In: Brill Research Perspectives in International Water Law

Abstract

International watercourses law, as primarily codified in the UN Watercourses Convention which reflects the basic principles of customary international water law, provides only a broad framework for states to follow. It does not explicitly address the trade-offs of water uses across multiple sectors, such as energy and food, and the interplay between water and sustainable development. These gaps could be filled by turning to policy frameworks such as the Water-Energy-Food Nexus (WEF) and the global development agendas, such as the Sustainable Development Goals (SDGs). This monograph argues that utilizing these frameworks in an integrated manner, could aid riparian states and non-state actors in the consideration of competing water uses, thereby helping to resolve tensions and promoting cooperation among concerned states, as demonstrated using the Zambezi River Basin as a case study.

In: Brill Research Perspectives in International Water Law

Abstract

International watercourses law, as primarily codified in the UN Watercourses Convention which reflects the basic principles of customary international water law, provides only a broad framework for states to follow. It does not explicitly address the trade-offs of water uses across multiple sectors, such as energy and food, and the interplay between water and sustainable development. These gaps could be filled by turning to policy frameworks such as the Water-Energy-Food Nexus (WEF) and the global development agendas, such as the Sustainable Development Goals (SDGs). This monograph argues that utilizing these frameworks in an integrated manner, could aid riparian states and non-state actors in the consideration of competing water uses, thereby helping to resolve tensions and promoting cooperation among concerned states, as demonstrated using the Zambezi River Basin as a case study.

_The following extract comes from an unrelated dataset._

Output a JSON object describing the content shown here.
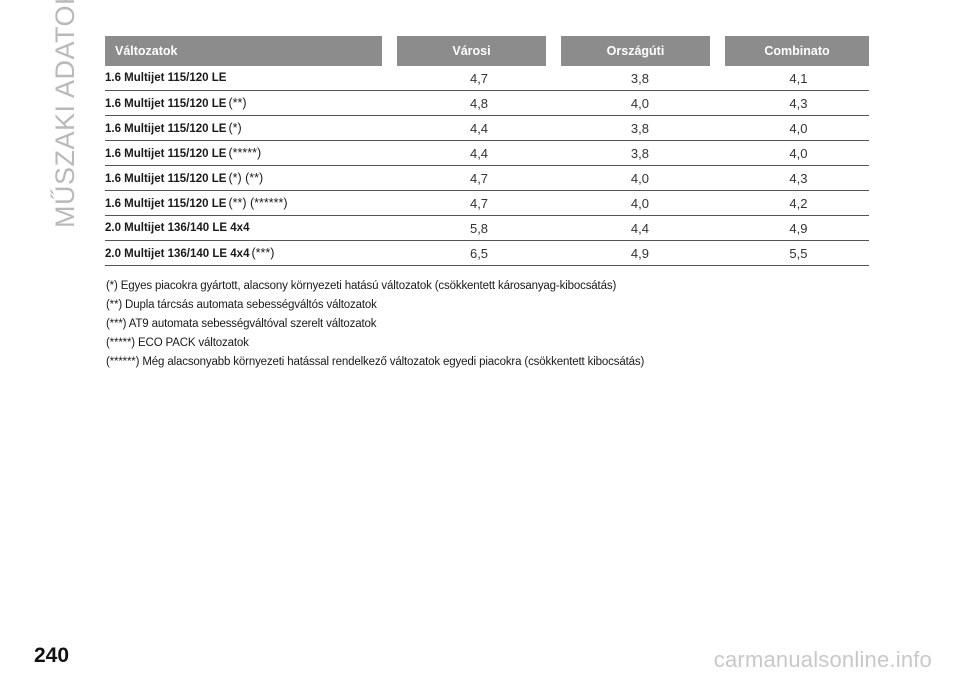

In: Implementing International Watercourses Law through the WEF Nexus and SDGs